------ WORKING DATA ------

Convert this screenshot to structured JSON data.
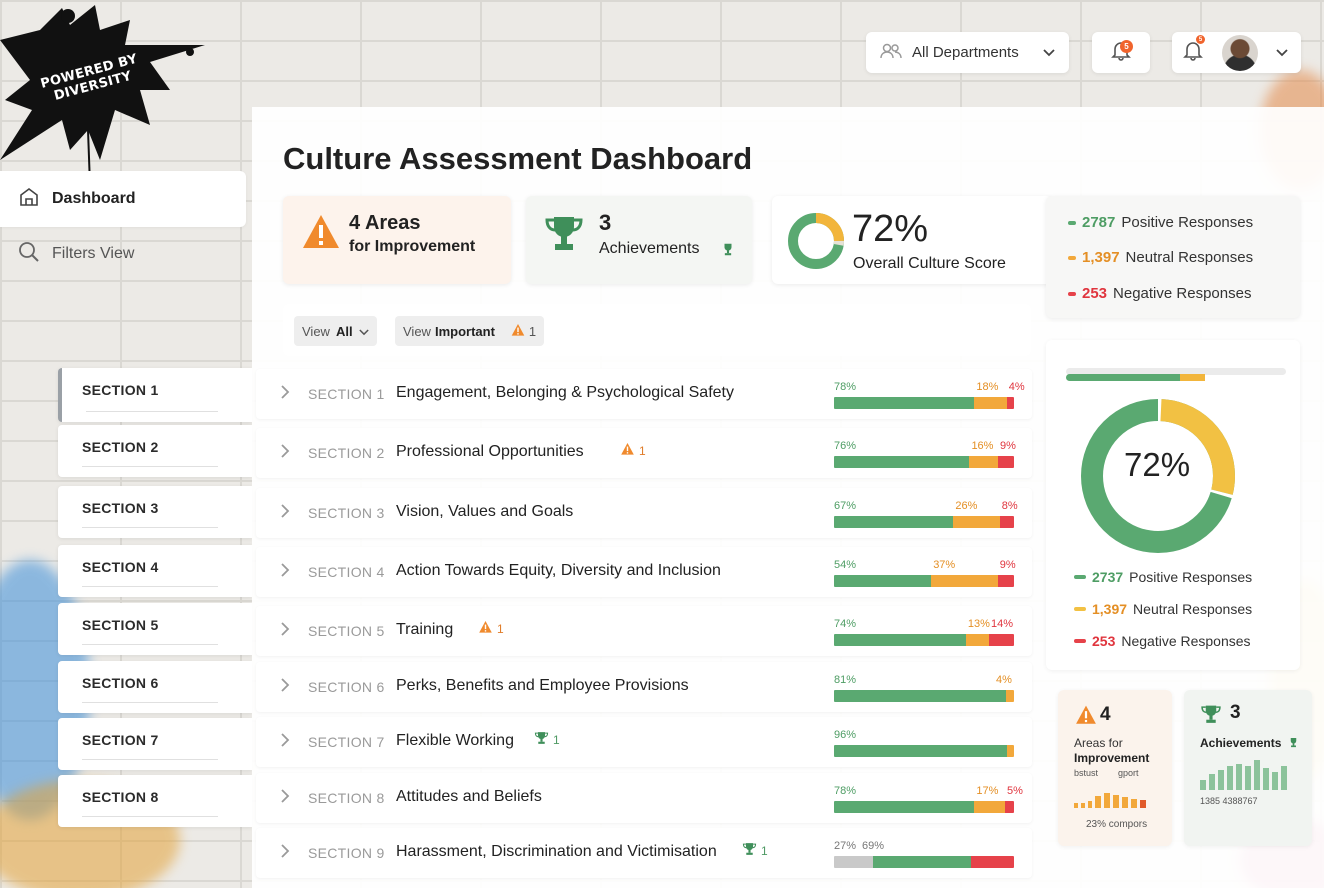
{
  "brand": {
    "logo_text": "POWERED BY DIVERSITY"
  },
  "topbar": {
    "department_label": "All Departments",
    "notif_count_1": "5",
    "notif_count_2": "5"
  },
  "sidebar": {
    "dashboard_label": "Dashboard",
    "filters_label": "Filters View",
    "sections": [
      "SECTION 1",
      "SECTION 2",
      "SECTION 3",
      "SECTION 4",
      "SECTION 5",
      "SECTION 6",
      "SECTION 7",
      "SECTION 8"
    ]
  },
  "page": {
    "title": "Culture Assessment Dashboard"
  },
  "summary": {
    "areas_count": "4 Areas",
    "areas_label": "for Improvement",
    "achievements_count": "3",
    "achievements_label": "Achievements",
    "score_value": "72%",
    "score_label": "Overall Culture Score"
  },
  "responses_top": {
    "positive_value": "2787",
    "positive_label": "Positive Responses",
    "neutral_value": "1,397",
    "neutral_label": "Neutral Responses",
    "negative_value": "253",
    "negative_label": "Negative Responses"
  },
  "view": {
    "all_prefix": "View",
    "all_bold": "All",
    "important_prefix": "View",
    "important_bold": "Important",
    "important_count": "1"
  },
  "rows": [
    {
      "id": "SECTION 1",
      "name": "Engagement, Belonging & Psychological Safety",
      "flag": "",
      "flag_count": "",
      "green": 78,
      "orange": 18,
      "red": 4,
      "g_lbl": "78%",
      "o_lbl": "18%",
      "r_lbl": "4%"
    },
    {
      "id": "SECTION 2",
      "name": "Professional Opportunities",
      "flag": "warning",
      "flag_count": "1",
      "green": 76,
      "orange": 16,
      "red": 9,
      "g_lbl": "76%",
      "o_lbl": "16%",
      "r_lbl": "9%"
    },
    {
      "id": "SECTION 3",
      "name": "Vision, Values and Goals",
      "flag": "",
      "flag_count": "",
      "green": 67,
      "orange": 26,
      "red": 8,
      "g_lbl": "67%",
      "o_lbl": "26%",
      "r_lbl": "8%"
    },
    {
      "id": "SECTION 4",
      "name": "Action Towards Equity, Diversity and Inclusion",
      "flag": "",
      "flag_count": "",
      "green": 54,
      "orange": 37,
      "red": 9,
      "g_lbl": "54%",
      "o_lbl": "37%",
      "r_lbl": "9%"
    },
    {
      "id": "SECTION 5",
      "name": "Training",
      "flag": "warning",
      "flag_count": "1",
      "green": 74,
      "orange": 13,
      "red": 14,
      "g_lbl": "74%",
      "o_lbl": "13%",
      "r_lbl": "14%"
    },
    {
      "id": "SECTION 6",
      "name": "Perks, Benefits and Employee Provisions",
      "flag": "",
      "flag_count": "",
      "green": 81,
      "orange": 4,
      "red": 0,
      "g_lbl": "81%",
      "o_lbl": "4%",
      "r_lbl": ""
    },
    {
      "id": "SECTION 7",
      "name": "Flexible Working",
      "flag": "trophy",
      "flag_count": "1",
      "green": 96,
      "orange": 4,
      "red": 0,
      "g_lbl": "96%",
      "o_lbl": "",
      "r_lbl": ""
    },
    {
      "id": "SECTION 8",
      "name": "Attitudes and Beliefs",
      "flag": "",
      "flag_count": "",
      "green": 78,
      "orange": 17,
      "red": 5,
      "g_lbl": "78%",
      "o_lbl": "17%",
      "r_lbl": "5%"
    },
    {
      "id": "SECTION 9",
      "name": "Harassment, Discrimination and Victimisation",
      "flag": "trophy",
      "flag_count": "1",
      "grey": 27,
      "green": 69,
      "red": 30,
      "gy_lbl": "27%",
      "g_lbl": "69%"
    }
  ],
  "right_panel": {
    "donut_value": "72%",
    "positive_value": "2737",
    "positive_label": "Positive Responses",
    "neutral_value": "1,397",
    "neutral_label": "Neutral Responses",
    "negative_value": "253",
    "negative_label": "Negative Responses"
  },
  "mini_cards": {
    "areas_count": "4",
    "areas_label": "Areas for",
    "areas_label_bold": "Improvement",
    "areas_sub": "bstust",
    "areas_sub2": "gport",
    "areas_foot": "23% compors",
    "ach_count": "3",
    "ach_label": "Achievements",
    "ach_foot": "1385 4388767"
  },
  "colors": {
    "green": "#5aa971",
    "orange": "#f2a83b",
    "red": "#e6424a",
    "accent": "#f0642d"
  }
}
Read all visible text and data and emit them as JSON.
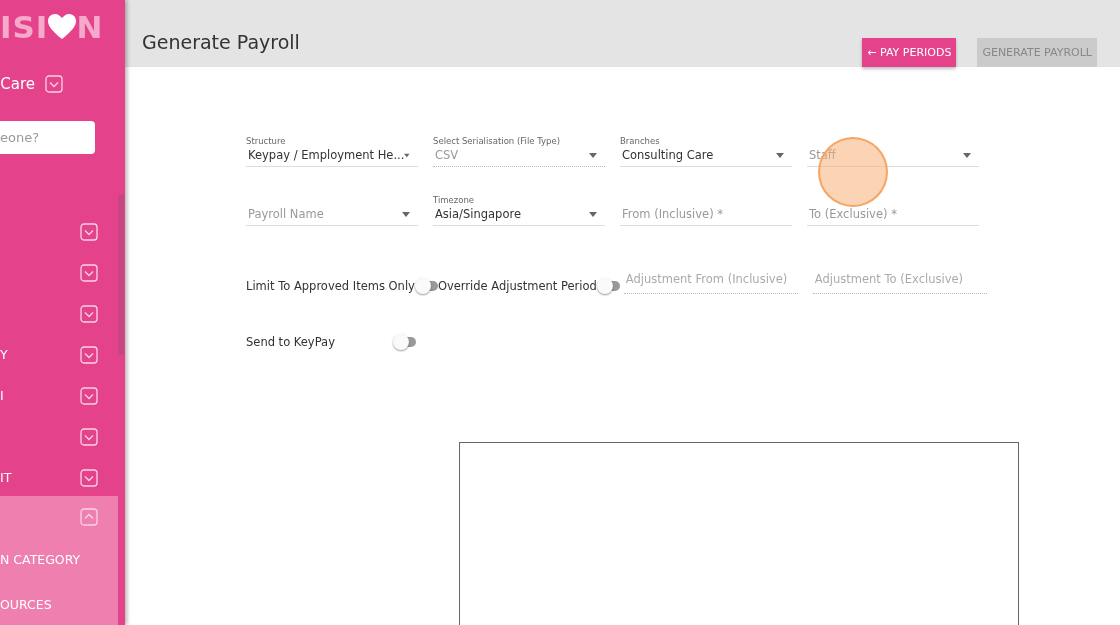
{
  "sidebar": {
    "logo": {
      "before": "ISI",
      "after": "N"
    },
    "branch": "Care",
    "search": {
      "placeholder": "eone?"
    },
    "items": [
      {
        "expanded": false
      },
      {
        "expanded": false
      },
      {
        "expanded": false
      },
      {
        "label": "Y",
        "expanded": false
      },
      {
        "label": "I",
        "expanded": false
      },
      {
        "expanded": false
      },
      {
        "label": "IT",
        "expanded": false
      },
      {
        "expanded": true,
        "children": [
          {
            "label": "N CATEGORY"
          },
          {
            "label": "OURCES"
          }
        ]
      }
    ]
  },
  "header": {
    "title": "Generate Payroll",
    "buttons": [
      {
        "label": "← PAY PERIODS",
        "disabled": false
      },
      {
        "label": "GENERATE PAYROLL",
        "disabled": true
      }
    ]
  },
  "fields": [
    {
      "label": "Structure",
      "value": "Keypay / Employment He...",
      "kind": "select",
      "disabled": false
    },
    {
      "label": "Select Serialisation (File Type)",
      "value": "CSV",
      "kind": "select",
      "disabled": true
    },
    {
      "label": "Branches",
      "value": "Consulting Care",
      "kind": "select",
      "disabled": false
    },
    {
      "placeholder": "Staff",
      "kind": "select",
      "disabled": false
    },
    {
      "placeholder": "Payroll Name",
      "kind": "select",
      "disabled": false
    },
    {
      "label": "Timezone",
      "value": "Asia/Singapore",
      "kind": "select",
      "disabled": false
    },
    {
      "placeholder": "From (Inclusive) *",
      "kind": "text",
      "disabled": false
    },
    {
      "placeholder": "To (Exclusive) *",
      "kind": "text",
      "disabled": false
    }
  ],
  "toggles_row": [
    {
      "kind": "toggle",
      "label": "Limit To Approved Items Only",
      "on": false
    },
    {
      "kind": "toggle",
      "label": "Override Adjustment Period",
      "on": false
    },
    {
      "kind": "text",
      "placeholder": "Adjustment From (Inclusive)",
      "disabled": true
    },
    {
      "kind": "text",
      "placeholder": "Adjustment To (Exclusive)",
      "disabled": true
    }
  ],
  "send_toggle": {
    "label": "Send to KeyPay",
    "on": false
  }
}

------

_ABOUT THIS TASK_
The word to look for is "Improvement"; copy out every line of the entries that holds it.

_OUTPUT BELOW_
    "areas_label": "for Improvement",
    "areas_label_bold": "Improvement",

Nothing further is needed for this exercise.